I heard Peter Gray speak at the Texas Unschoolers’ Conference last spring. I’d heard him speak before, but this time seemed different. He’s a very casual speaker, sitting on the table and sharing what he knows about children, learning, parents, and research. Lots of research!
Dr. Gray is a research professor at Boston College, is author of Free to Learn and has a blog at Psychology Today. He has conducted and published research in comparative, evolutionary, developmental, and educational psychology. His current research and writing focus primarily on children’s natural ways of learning and the life-long value of play. And he’s come up with some very interesting conclusions.
One simple idea in particular stood out to me, and I’m sure you’ll be interested to hear this!

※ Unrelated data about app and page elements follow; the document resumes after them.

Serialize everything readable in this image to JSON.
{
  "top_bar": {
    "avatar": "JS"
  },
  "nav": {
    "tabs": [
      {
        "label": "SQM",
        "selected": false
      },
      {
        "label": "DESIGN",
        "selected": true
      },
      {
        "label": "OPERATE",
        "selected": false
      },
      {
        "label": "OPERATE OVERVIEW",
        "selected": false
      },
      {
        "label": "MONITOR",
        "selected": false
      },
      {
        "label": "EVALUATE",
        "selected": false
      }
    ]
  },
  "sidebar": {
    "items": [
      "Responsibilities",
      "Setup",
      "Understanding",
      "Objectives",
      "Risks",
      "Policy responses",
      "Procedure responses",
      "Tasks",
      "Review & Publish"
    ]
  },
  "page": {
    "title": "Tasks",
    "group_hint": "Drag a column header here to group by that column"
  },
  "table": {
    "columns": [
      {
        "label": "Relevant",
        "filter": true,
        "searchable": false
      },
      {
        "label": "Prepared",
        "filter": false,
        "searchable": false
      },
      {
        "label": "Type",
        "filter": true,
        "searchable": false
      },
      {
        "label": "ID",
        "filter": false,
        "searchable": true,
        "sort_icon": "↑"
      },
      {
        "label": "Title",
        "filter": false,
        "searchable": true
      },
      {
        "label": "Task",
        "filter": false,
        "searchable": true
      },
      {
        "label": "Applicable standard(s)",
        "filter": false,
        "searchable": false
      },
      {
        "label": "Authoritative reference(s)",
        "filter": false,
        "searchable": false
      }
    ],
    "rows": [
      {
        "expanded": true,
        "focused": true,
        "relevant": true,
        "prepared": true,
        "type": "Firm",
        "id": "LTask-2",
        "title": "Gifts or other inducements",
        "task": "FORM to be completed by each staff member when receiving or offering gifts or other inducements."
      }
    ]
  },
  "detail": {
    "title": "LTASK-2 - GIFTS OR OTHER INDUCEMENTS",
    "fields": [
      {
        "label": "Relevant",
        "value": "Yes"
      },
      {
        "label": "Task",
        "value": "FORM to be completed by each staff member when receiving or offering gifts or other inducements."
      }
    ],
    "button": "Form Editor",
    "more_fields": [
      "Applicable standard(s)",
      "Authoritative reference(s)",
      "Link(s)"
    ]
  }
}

Over generations and through numerous cultures, play is the “practice” for adulthood. Children play at all kinds of things they’re not doing yet, but they’re watching older kids or adults do. In other cultures, kids play with fire and knives, starting small and moving up as they become more proficient. They play chase and hide-and-seek, as a way to hone hunting skills that were important in the past. (And in some cultures, still today.) Many of us remember playing school – as a practice for when someday we’d go to school.
And here we are in this modern society where CLEARLY videos, TV, electronics, the media of all kinds are here to stay and the wave of the future. No one needs encyclopedia sets anymore, we have Google or Siri. Yet parents are weird about censoring their computer time. It makes no sense. Everything they need is there. They’re prepping for their future!
“Children aren’t growing up for your world; they’re growing up for their world. And they know that…
Computers are the primary tool for our culture.” ~Peter Gray